“My prices are the same 365 days a year. I don’t believe in getting the better of the client when they need you,” he says, and not without reason. “This is Depotium’s 11th year in the self-storage business, and the 11th year it’s been a Consumer’s Choice winner in Quebec. Our repeat customer-referral rates are very high compared to other companies.”
A couple years ago, Kalfa reviewed stats at his flagship metro Montreal store. The facility was nearer downtown that any competitor and had been full since opening. “I thought I should learn something from America and decided to increase prices at that one location,” Kalfa recalls. “I went from 98 percent occupancy to 75 percent.” To his shock, prospects announced they’d rather drive 20 kilometers to save $20 a month than pay for a climate-controlled location down the street. “I changed managers and put my top people there, and couldn’t bring the occupancy back up, not even to this day,” Kalfa says. “I don’t care what people say. The reality in Montreal is price brings in clients.”
Stateside facility owners often dazzle prospects with state-of-the-art security features. But in Montreal, that selling-point is colder than sorbet in January, according to Kalfa. “In 10 years, I have not had a single break-in—I should knock wood. The No. 1 thing in Quebec, unfortunately for American competition, is price.”
Vendors also will have a hard time impressing Kalfa with the new advances in self-storage kiosks, a development the U.S. industry fast embraced. “I’m not interested,” he says. “Every client who is renting from us must come into the office to sign a register. We tried punching in codes at the gate and all that, but I realized how important it was for us to see clients and tell them good morning, and offer coffee and water. The relationship between manager and client generates a lot more friendship and trust.”
Many facility owners recognize the value of multilingual call centers, especially in Canada’s intensely diverse cities. In the classic model, would-be tenants phone to inquire about a unit and are directed to a trained operator who speaks their language. Kalfa’s created his own version of the service. Callers with special language needs are transferred within Depotium’s own string of facilities to talk to the right employee; onsite staff members speak Spanish, Turkish, Italian, German, Danish, Tagalog, Flemish, Russian, Romanian, English and French.
Local storage entrepreneurs have been slow to band together to form an association to further common goals and win government consideration. They are content with their investments, and most have no plans to expand. As time winds on, Kalfa figures Americans will probably take over the Quebec market, of which he estimates they already own 50 percent. Not that it makes him happy.
Kalfa admits he never wanted to be a businessman. He’s been swept along by his success, and destiny. “The small things in life—a hug from my kids, dinner with my beautiful wife, a glass of wine with a friend—all are much better than a major meeting with total strangers in a glass office tower.

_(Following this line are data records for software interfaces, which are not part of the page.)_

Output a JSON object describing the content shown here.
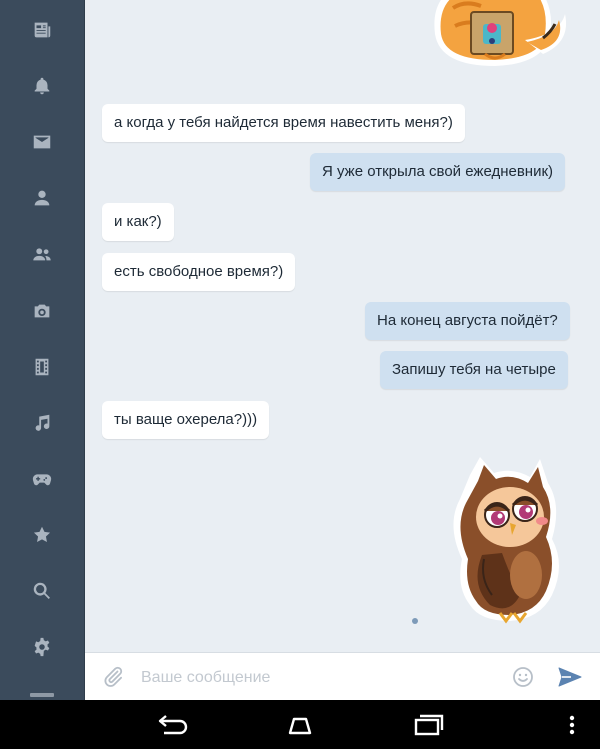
{
  "sidebar": {
    "items": [
      {
        "name": "news-icon"
      },
      {
        "name": "bell-icon"
      },
      {
        "name": "mail-icon"
      },
      {
        "name": "user-icon"
      },
      {
        "name": "friends-icon"
      },
      {
        "name": "camera-icon"
      },
      {
        "name": "film-icon"
      },
      {
        "name": "music-icon"
      },
      {
        "name": "gamepad-icon"
      },
      {
        "name": "star-icon"
      },
      {
        "name": "search-icon"
      },
      {
        "name": "gear-icon"
      }
    ]
  },
  "messages": [
    {
      "direction": "in",
      "text": "а когда у тебя найдется время навестить меня?)"
    },
    {
      "direction": "out",
      "text": "Я уже открыла свой ежедневник)"
    },
    {
      "direction": "in",
      "text": "и как?)"
    },
    {
      "direction": "in",
      "text": "есть свободное время?)"
    },
    {
      "direction": "out",
      "text": "На конец августа пойдёт?"
    },
    {
      "direction": "out",
      "text": "Запишу тебя  на четыре"
    },
    {
      "direction": "in",
      "text": "ты ваще охерела?)))"
    }
  ],
  "stickers": [
    {
      "name": "cat-sticker",
      "direction": "out"
    },
    {
      "name": "owl-sticker",
      "direction": "out"
    }
  ],
  "composer": {
    "placeholder": "Ваше сообщение"
  },
  "colors": {
    "sidebar_bg": "#3b4b5c",
    "chat_bg": "#e9eef3",
    "outgoing_bubble": "#cfe0f0",
    "incoming_bubble": "#ffffff",
    "send_accent": "#5b83b1"
  }
}
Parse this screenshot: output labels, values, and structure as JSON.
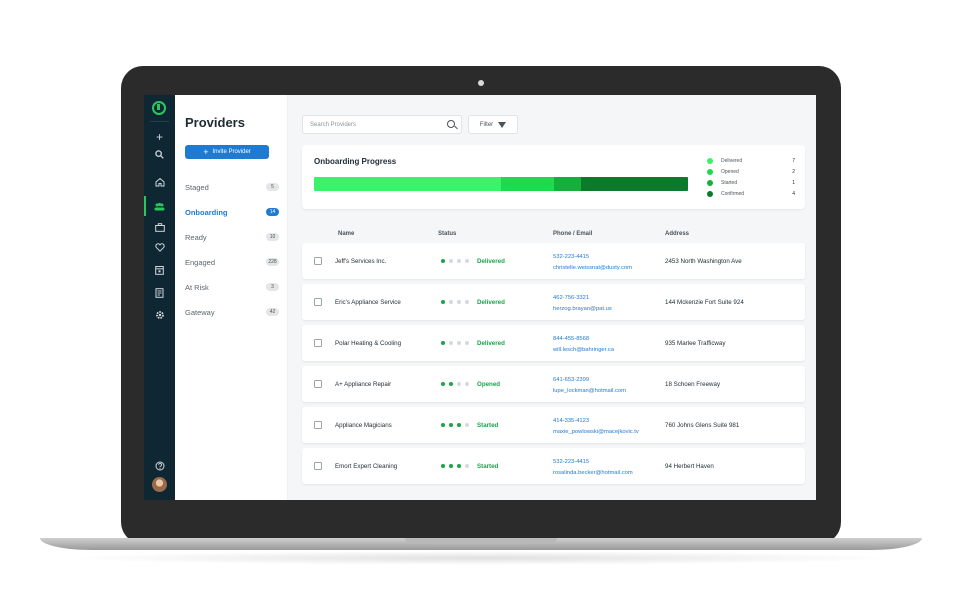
{
  "sidebar": {
    "title": "Providers",
    "invite_label": "Invite Provider",
    "items": [
      {
        "label": "Staged",
        "count": "5"
      },
      {
        "label": "Onboarding",
        "count": "14"
      },
      {
        "label": "Ready",
        "count": "10"
      },
      {
        "label": "Engaged",
        "count": "228"
      },
      {
        "label": "At Risk",
        "count": "3"
      },
      {
        "label": "Gateway",
        "count": "42"
      }
    ]
  },
  "rail": {
    "icons": [
      "plus-icon",
      "search-icon",
      "home-icon",
      "people-icon",
      "briefcase-icon",
      "heart-icon",
      "calendar-icon",
      "document-icon",
      "gear-icon",
      "help-icon"
    ]
  },
  "toolbar": {
    "search_placeholder": "Search Providers",
    "filter_label": "Filter"
  },
  "progress": {
    "title": "Onboarding Progress",
    "legend": [
      {
        "label": "Delivered",
        "count": "7",
        "color": "#3df26b"
      },
      {
        "label": "Opened",
        "count": "2",
        "color": "#1fd94f"
      },
      {
        "label": "Started",
        "count": "1",
        "color": "#15b03c"
      },
      {
        "label": "Confirmed",
        "count": "4",
        "color": "#0b7a2a"
      }
    ]
  },
  "table": {
    "headers": {
      "name": "Name",
      "status": "Status",
      "contact": "Phone / Email",
      "address": "Address"
    },
    "rows": [
      {
        "name": "Jeff's Services Inc.",
        "status": "Delivered",
        "dots": 1,
        "phone": "532-223-4415",
        "email": "christelle.weissnat@dusty.com",
        "address": "2453 North Washington Ave"
      },
      {
        "name": "Eric's Appliance Service",
        "status": "Delivered",
        "dots": 1,
        "phone": "462-756-3321",
        "email": "herzog.brayan@pat.us",
        "address": "144 Mckenzie Fort Suite 924"
      },
      {
        "name": "Polar Heating & Cooling",
        "status": "Delivered",
        "dots": 1,
        "phone": "844-455-8568",
        "email": "will.lesch@bahringer.ca",
        "address": "935 Marlee Trafficway"
      },
      {
        "name": "A+ Appliance Repair",
        "status": "Opened",
        "dots": 2,
        "phone": "641-653-2399",
        "email": "lupe_lockman@hotmail.com",
        "address": "18 Schoen Freeway"
      },
      {
        "name": "Appliance Magicians",
        "status": "Started",
        "dots": 3,
        "phone": "414-335-4123",
        "email": "maxie_powlowski@macejkovic.tv",
        "address": "760 Johns Glens Suite 981"
      },
      {
        "name": "Emort Expert Cleaning",
        "status": "Started",
        "dots": 3,
        "phone": "532-223-4415",
        "email": "rosalinda.becker@hotmail.com",
        "address": "94 Herbert Haven"
      }
    ]
  }
}
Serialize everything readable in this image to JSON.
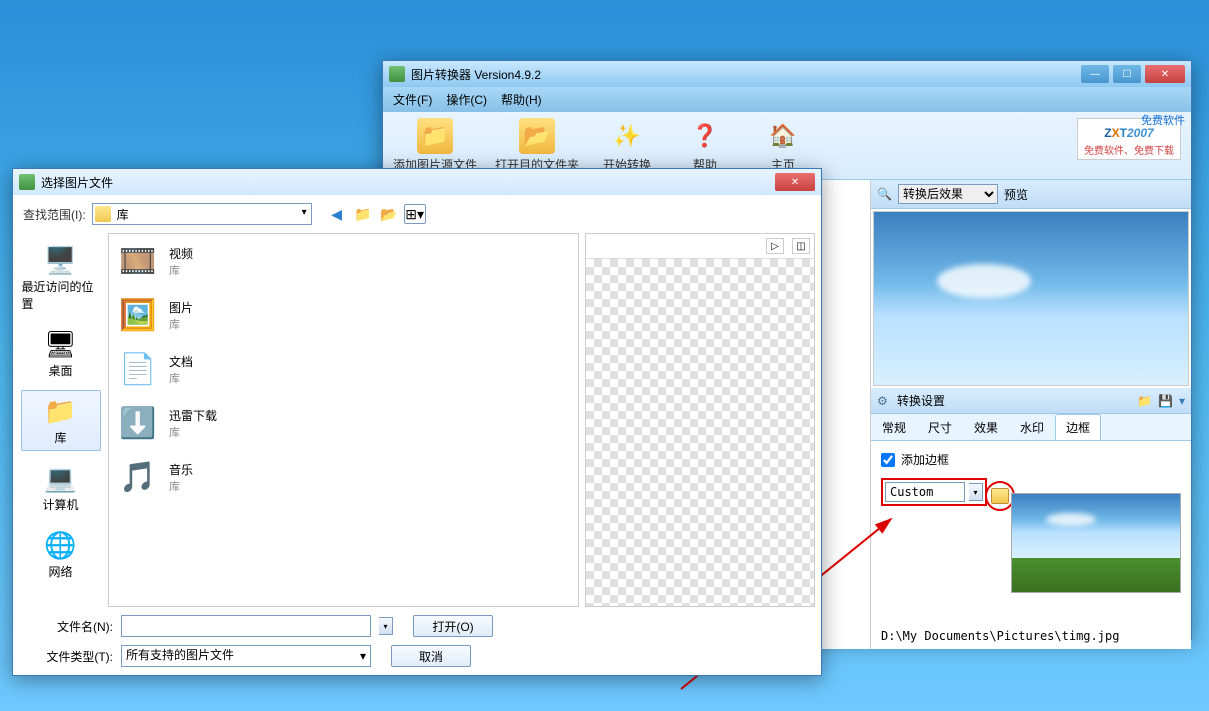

“So what do you think?” he laughs. “Are those big American companies facing a major competition, or what?” For more information, visit www.depotium.com.